Location: Sherman, Maine
Nova(s): 1974 & 1977
Posts: 1,712
Quote:
Originally Posted by sc2dave View Post
So what should the shunt Ohms be when measured end to end,off of the gauge?
If I remember correctly, they are somewhere near 90Ω ... similar to the sending unit when full. If you don't get any reading at all (open circuit) then the shunt resistor is bad.
  Reply With Quote
Old 18th-June-2017, 11:53 PM   #39
sc2dave

Title: Nova Senior Member
iTrader: (0)
Status: Offline
Join Date: Dec 2008
Location: Los Angeles
Nova(s): 1966 nova, 194c.i.d.
Posts: 243
Quote:
Originally Posted by Ray_McAvoy View Post
If I remember correctly, they are somewhere near 90Ω ... similar to the sending unit when full. If you don't get any reading at all (open circuit) then the shunt resistor is bad.
I checked it and I got 920 or so. I noticed that it has the 2 prong connector and a 3rd threaded stud under. Is there something that connects to it? So then it's my sender that's most likely bad?
  Reply With Quote
Old 20th-June-2017, 10:36 PM   #40
Ray_McAvoy
 
Ray_McAvoy's Avatar

Title: Nova Guru
iTrader: (0)
Status: Offline
Join Date: Feb 2004
Location: Sherman, Maine
Nova(s): 1974 & 1977
Posts: 1,712
Quote:
Originally Posted by sc2dave View Post
I checked it and I got 920 or so.
Is that 920Ω or just a typo and supposed to be 92Ω ?

92Ω sounds okay, but if it really is reading 920Ω then something isn't right. Those resistors typically don't change in value (other than going open circuit if broken). So you might want to double check that measurement.

Quote:
Originally Posted by sc2dave View Post
I noticed that it has the 2 prong connector and a 3rd threaded stud under. Is there something that connects to it?
The 2 prong connector is for the power & sending unit connections. The 3rd threaded stud below connects the gauge to ground via the metal instrument cluster (the cluster is case ground).

Quote:
Originally Posted by sc2dave View Post
So then it's my sender that's most likely bad?
That depends on what you find when you double check the shunt resistor.
  Reply With Quote
Sponsored Links
Advertisement
 
Reply

Thread Tools
Display Modes

Posting Rules
You may not post new threads
You may not post replies
You may not post attachments
You may not edit your posts

BB code is On
Smilies are On
[IMG] code is On
HTML code is Off

Forum Jump

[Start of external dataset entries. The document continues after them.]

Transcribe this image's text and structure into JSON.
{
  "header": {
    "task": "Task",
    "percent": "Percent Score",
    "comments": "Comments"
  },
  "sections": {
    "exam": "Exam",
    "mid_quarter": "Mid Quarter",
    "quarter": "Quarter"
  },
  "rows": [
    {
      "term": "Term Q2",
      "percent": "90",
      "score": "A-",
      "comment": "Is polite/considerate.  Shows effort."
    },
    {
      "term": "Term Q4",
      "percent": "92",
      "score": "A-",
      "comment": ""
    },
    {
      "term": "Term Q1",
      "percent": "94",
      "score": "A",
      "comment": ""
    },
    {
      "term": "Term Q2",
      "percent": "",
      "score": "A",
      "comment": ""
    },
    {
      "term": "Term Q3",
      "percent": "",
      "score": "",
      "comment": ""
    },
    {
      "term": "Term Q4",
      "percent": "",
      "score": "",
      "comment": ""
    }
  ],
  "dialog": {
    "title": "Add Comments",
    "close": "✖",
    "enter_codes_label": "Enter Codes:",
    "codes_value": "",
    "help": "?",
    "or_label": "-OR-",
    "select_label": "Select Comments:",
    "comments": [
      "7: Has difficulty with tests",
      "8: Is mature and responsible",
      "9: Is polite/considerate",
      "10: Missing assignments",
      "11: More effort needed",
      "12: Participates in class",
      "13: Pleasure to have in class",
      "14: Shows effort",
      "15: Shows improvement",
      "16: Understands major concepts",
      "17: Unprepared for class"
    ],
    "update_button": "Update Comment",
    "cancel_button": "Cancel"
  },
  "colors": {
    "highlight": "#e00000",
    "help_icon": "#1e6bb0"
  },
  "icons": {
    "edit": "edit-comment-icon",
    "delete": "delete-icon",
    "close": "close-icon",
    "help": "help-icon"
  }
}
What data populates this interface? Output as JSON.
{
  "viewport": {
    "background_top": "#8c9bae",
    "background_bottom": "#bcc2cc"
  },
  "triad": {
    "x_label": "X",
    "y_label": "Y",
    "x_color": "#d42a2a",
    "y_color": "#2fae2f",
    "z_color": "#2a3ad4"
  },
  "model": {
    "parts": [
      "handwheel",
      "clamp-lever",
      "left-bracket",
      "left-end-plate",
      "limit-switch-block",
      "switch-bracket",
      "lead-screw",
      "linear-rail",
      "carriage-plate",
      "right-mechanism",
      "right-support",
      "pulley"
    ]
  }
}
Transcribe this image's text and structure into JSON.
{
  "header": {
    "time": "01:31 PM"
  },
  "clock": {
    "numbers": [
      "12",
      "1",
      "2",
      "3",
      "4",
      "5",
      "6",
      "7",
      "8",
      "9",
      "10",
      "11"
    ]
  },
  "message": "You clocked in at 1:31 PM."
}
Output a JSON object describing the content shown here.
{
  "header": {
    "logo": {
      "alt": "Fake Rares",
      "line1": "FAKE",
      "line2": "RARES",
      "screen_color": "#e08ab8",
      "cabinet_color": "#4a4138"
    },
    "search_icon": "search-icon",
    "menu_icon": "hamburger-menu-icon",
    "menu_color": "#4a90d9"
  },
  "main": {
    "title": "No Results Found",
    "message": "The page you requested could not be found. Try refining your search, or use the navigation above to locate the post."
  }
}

Similar Threads
Thread Thread Starter Forum Replies Last Post
VP Racing Fuels 9second540 Drag Racing Forum 16 14th-August-2012 11:18 PM
New Torco Race Fuels? 1974nova Drag Racing Forum 0 12th-September-2008 06:29 PM
69 Fuel gauge ohms? SuperNova69 Electrical 7 3rd-May-2007 09:44 PM
67 SS fuel sending unit resistance 30 or 90 ohms? Jetdoc 1st & 2nd Generation Chevy II/Nova's 3 22nd-June-2006 05:33 PM
Ohms for Fuel Cell Sender Question adidasink Electrical 5 28th-April-2006 09:17 PM


Site best viewed set to 1024 x 768.

All times are GMT -4. The time now is 11:22 PM.

Custom Designed for Steve's Nova Site by: vBSkinworks

 
Powered by vBulletin® Copyright ©2000 - 2017, Jelsoft Enterprises Lt
vBulletin Security provided by vBSecurity v2.2.2 (Pro) - vBulletin Mods & Addons Copyright © 2017 DragonByte Technologies Ltd.
 

Garage Plus vBulletin Plugins by Drive Thru Online, Inc.